(INFORMATION GIVEN)
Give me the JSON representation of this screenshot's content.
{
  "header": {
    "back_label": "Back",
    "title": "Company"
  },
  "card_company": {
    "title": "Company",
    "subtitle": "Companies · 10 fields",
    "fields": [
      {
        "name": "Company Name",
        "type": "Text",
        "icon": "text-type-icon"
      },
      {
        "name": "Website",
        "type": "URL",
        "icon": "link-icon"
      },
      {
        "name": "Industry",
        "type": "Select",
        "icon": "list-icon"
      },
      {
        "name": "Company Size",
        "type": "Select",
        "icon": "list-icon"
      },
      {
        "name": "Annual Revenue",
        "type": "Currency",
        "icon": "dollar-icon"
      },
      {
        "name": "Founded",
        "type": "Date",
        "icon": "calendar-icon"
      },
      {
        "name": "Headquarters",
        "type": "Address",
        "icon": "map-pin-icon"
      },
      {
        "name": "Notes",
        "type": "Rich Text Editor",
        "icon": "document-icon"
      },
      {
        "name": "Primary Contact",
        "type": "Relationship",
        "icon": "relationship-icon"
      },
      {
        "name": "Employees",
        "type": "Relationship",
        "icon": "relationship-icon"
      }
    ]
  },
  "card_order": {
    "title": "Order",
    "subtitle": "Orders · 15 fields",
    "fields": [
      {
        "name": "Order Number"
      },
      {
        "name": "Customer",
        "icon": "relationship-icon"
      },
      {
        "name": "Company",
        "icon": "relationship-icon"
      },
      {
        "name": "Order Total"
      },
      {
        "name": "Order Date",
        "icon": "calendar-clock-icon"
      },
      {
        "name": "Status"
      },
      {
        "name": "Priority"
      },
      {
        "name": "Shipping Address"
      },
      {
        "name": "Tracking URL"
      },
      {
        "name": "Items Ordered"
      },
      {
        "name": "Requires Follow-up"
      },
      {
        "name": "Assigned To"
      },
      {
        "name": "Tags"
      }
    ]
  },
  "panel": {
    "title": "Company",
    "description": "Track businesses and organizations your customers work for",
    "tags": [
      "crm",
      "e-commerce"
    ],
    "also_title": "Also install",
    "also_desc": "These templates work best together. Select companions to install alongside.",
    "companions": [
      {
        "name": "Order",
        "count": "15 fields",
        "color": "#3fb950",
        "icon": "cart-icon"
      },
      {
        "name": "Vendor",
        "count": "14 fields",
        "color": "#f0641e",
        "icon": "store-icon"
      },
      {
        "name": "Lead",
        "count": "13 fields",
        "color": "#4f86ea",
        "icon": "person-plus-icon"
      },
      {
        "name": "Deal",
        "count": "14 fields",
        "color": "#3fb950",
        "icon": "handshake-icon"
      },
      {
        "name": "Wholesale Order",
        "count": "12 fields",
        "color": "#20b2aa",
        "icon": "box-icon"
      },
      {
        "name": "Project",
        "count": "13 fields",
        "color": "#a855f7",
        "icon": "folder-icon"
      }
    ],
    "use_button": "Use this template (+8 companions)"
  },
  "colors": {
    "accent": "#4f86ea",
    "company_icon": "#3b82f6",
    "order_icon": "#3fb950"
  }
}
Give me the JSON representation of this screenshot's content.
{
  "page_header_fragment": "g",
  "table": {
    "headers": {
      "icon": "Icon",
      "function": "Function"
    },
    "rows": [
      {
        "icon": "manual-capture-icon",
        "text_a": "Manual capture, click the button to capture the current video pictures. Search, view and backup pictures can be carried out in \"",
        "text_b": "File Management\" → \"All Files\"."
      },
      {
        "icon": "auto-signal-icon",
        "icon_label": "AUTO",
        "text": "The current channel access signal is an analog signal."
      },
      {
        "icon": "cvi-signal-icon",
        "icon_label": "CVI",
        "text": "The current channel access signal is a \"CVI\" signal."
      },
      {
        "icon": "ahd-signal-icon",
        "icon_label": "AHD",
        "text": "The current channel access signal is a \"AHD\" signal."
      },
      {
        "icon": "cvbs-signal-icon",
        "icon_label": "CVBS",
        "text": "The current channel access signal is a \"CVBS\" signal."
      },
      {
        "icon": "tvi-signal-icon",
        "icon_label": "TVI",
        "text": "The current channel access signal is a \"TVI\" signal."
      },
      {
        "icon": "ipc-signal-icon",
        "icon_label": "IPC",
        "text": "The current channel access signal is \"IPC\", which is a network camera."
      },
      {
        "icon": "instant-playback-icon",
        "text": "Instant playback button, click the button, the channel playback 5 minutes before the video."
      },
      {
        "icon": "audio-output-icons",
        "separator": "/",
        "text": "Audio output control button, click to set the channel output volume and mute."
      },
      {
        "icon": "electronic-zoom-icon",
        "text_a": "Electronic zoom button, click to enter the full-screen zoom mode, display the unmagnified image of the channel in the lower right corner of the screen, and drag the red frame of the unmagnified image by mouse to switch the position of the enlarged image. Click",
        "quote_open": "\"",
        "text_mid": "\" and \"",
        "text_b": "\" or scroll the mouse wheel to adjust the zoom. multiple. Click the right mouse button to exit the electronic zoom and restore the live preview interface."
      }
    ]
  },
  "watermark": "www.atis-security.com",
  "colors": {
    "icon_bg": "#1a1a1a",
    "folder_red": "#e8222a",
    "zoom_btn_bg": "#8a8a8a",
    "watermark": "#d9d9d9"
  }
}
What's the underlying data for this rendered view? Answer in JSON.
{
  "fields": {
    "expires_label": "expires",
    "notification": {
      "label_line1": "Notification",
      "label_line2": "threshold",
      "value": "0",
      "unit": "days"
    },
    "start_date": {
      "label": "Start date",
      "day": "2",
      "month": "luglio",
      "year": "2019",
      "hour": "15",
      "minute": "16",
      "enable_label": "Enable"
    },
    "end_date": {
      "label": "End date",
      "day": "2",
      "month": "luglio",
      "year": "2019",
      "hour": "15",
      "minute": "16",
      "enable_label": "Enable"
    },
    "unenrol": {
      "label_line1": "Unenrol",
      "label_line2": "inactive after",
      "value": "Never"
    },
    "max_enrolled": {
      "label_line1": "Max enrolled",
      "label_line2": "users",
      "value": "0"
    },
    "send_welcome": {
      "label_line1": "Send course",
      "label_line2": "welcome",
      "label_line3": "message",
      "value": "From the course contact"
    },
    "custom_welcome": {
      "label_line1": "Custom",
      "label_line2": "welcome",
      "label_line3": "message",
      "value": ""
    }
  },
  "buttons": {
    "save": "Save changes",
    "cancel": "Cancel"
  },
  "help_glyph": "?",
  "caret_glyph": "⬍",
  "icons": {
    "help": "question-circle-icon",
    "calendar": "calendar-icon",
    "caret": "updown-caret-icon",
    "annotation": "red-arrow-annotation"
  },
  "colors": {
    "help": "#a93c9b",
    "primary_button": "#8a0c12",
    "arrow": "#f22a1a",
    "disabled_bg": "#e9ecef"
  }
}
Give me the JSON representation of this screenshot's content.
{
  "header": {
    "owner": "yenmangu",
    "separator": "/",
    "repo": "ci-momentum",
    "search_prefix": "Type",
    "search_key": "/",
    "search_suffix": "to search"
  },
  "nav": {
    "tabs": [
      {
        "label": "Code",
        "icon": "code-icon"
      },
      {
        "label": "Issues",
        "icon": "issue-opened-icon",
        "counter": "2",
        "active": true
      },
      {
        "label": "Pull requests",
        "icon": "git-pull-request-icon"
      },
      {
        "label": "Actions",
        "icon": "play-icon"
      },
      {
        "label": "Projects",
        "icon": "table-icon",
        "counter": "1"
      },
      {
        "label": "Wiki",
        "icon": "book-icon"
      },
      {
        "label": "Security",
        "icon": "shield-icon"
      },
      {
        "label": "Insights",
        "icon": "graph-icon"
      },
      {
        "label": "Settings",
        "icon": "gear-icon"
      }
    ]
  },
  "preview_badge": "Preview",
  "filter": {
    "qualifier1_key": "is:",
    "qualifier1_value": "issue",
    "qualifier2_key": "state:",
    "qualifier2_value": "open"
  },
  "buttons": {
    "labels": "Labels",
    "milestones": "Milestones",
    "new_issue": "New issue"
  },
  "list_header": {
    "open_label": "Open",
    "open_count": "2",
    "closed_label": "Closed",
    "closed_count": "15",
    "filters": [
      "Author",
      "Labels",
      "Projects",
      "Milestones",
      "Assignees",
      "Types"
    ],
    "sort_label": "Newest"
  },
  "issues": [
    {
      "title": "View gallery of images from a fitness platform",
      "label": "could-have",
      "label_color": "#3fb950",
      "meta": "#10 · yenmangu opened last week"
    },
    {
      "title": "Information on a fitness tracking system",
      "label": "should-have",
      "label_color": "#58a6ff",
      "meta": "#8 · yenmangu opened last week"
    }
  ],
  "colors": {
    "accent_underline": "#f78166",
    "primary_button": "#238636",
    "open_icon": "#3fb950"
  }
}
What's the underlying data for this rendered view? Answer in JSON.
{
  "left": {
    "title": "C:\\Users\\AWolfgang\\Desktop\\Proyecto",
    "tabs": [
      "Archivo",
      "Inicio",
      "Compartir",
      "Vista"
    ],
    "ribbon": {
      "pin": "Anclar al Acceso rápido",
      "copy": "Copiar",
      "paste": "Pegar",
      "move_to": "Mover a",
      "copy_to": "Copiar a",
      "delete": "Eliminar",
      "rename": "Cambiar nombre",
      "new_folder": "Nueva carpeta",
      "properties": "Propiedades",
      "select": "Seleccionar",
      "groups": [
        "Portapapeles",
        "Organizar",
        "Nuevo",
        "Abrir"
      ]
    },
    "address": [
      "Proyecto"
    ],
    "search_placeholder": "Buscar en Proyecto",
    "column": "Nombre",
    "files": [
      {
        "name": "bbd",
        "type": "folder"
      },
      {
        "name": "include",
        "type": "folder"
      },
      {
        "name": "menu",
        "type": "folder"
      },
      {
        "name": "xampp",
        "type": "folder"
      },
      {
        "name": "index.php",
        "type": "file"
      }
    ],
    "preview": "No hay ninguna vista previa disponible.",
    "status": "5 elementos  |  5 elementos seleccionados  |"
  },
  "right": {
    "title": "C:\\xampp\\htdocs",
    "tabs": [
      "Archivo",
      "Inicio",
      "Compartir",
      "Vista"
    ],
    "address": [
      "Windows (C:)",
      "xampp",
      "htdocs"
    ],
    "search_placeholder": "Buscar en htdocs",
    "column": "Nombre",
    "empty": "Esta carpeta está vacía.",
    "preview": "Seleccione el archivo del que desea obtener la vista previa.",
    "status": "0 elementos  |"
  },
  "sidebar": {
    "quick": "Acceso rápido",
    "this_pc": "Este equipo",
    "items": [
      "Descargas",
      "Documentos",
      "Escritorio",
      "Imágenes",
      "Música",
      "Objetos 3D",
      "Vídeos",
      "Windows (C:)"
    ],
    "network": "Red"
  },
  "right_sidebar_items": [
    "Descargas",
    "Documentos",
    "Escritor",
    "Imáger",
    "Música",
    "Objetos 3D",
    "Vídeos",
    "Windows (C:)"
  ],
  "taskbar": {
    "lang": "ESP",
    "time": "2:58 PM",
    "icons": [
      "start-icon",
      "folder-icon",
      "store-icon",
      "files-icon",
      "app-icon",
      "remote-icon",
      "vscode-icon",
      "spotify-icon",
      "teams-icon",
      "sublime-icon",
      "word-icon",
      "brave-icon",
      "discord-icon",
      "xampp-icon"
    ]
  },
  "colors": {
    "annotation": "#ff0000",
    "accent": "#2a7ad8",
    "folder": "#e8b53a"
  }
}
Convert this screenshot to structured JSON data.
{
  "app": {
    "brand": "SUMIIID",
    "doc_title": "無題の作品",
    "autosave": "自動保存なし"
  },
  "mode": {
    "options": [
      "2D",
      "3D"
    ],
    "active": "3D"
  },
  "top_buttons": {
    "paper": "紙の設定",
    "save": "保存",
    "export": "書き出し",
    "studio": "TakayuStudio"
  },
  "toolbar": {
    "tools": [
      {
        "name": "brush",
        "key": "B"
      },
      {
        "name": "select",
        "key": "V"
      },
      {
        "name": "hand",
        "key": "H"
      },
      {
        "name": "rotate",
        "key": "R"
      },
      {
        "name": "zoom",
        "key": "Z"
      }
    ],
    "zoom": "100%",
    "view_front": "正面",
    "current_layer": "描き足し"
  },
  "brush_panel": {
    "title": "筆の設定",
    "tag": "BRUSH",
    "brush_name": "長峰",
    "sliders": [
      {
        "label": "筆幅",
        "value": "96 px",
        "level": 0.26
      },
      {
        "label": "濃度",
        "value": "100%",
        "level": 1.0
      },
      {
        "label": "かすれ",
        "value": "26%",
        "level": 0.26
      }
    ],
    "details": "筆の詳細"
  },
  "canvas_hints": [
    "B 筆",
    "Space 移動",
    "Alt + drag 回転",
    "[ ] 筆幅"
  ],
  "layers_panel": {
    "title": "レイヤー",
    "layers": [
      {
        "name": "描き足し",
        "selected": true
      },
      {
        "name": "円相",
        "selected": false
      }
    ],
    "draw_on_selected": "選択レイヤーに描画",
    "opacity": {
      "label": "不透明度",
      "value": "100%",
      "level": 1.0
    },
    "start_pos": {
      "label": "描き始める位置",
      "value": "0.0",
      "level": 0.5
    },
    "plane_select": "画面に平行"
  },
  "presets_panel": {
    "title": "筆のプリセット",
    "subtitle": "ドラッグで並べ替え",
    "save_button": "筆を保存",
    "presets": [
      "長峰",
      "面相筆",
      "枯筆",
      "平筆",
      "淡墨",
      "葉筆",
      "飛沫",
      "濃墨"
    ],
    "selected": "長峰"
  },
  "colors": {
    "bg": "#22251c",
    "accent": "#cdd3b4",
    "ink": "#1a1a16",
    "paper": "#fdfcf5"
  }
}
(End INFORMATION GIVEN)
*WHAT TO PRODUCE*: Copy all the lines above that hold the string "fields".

*RESPONSE TO THE TASK*:
    "subtitle": "Companies · 10 fields",
    "fields": [
    "subtitle": "Orders · 15 fields",
    "fields": [
        "count": "15 fields",
        "count": "14 fields",
        "count": "13 fields",
        "count": "14 fields",
        "count": "12 fields",
        "count": "13 fields",
  "fields": {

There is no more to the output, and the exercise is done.